It can be especially smart to give away assets that are appreciating in value, because any income and appreciation that occur after the gift is made are also removed from your taxable estate.
But you also have to look at the estate tax savings compared to what the recipient may have to pay in capital gains tax if the asset is later sold. Remember, when you give away an appreciated asset, it keeps your original cost basis (plus any gift tax paid). And if the recipient decides to sell it, he/she will have to pay capital gains tax on the difference between the selling price and what you paid for it.
If, on the other hand, you don't give it away and it stays in your estate, the asset will receive a full step up in basis as of the date of your death (saving capital gains tax). But, depending on the size of your estate when you die, there may be estate taxes. So, it's a tradeoff.

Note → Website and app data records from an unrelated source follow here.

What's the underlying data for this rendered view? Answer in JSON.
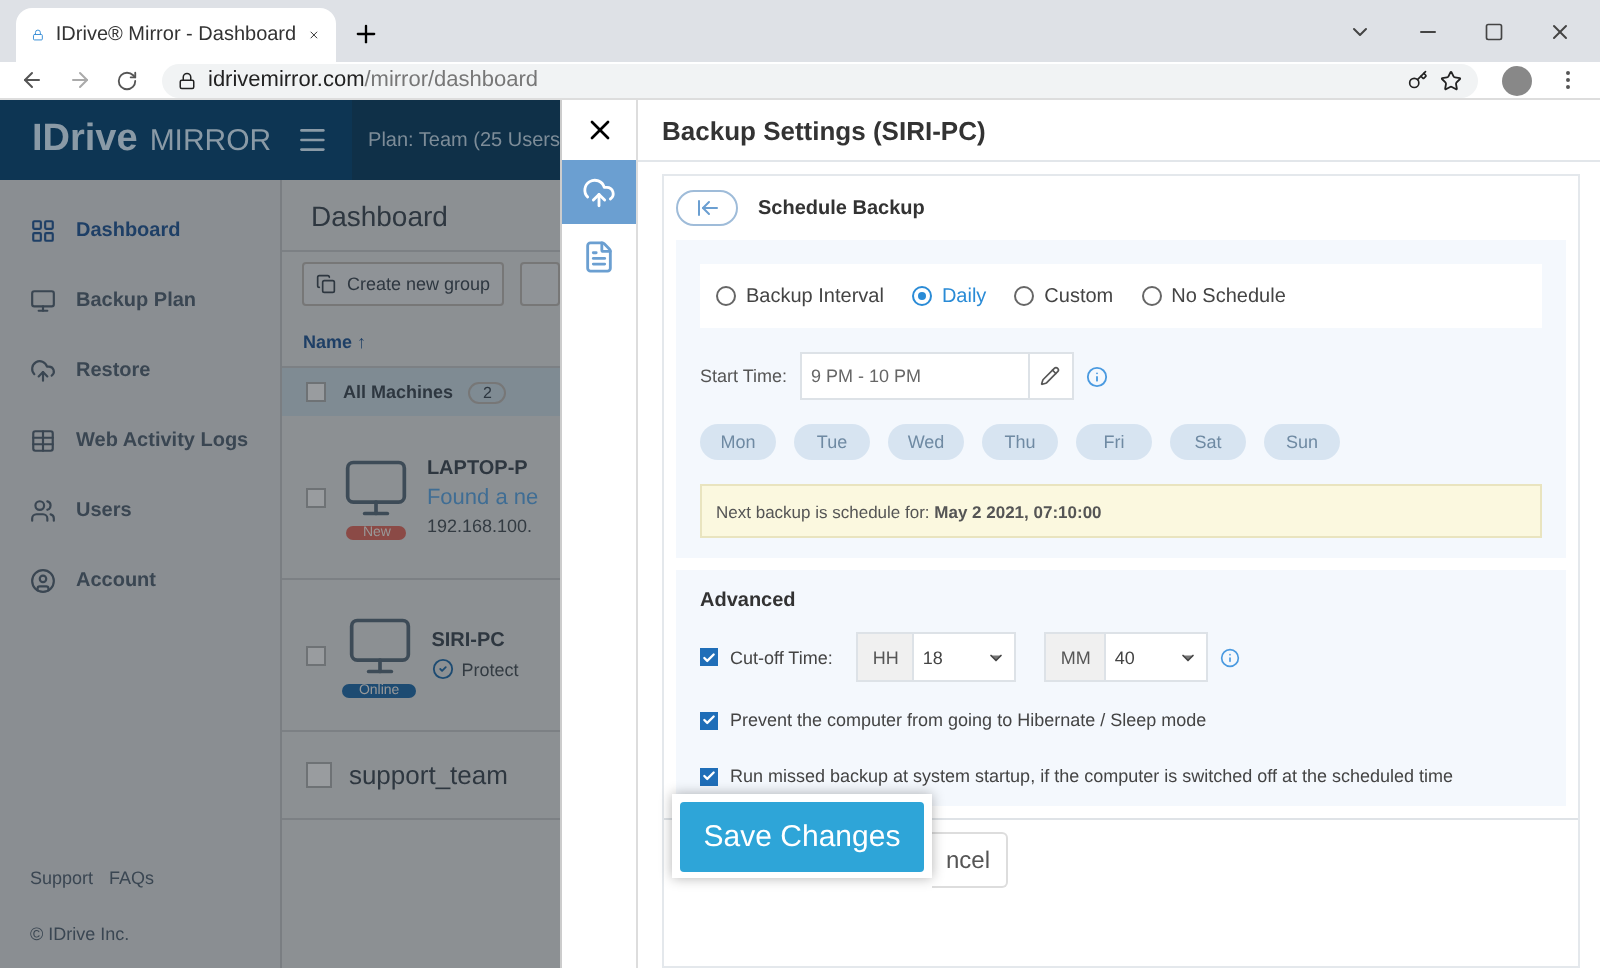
{
  "browser": {
    "tab_title": "IDrive® Mirror - Dashboard",
    "url_host": "idrivemirror.com",
    "url_path": "/mirror/dashboard"
  },
  "header": {
    "logo_main": "IDrive",
    "logo_sub": "MIRROR",
    "plan": "Plan: Team (25 Users"
  },
  "sidebar": {
    "items": [
      {
        "label": "Dashboard",
        "selected": true
      },
      {
        "label": "Backup Plan",
        "selected": false
      },
      {
        "label": "Restore",
        "selected": false
      },
      {
        "label": "Web Activity Logs",
        "selected": false
      },
      {
        "label": "Users",
        "selected": false
      },
      {
        "label": "Account",
        "selected": false
      }
    ],
    "footer_links": [
      "Support",
      "FAQs"
    ],
    "copyright": "© IDrive Inc."
  },
  "main": {
    "title": "Dashboard",
    "create_button": "Create new group",
    "column": "Name ↑",
    "group": {
      "label": "All Machines",
      "count": "2",
      "checked": false
    },
    "machines": [
      {
        "name": "LAPTOP-P",
        "line_1": "Found a ne",
        "line_2": "192.168.100.",
        "badge": "New",
        "kind": "new",
        "checked": false
      },
      {
        "name": "SIRI-PC",
        "line_1": "Protect",
        "badge": "Online",
        "kind": "online",
        "checked": false
      }
    ],
    "team": "support_team",
    "team_checked": false
  },
  "drawer": {
    "title": "Backup Settings (SIRI-PC)",
    "rail": [
      {
        "selected": true
      },
      {
        "selected": false
      }
    ],
    "section": "Schedule Backup",
    "schedule_options": [
      {
        "label": "Backup Interval",
        "selected": false
      },
      {
        "label": "Daily",
        "selected": true
      },
      {
        "label": "Custom",
        "selected": false
      },
      {
        "label": "No Schedule",
        "selected": false
      }
    ],
    "start_time": {
      "label": "Start Time:",
      "value": "9 PM - 10 PM"
    },
    "days": [
      {
        "label": "Mon",
        "selected": false
      },
      {
        "label": "Tue",
        "selected": false
      },
      {
        "label": "Wed",
        "selected": false
      },
      {
        "label": "Thu",
        "selected": false
      },
      {
        "label": "Fri",
        "selected": false
      },
      {
        "label": "Sat",
        "selected": false
      },
      {
        "label": "Sun",
        "selected": false
      }
    ],
    "next_backup": "Next backup is schedule for: **May 2 2021, 07:10:00**",
    "advanced": {
      "title": "Advanced",
      "cutoff": {
        "label": "Cut-off Time:",
        "checked": true,
        "hh_label": "HH",
        "hh": "18",
        "mm_label": "MM",
        "mm": "40"
      },
      "options": [
        {
          "label": "Prevent the computer from going to Hibernate / Sleep mode",
          "checked": true
        },
        {
          "label": "Run missed backup at system startup, if the computer is switched off at the scheduled time",
          "checked": true
        }
      ]
    },
    "save": "Save Changes",
    "cancel": "ncel"
  }
}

Currently, the maximum federal long-term capital gains rate (for assets held longer than 12 months) is 20%, while estate taxes max out at 40% in 2017. But it isn't always better to give away an asset and let the recipient pay the lower capital gains tax. Among other things, you have to consider what you paid for the asset, what it's worth now, what you think it will be worth when you die and if the recipient plans to sell or keep it.
Making Gifts From Your Living Trust
You may have heard that you should remove an asset from your living trust before making the gift. For example, if you wanted to give your son a $5,000 gift in cash and your checking account is titled in the name of your trust, you would make the check payable to yourself, cash it, then make the gift in cash or use a cashier's check.
That's because, in the past, if the grantor died within three years of making a gift directly from his/her living trust, the IRS tried to include the gift - -even annual tax-free gifts -- in the grantor's taxable estate.
You don't have to play this "shell game" anymore. The Taxpayer Relief Act of 1997 stated that gifts made directly from a revocable living trust are considered the same as if they were made directly from you, even if they are made within three years of your death.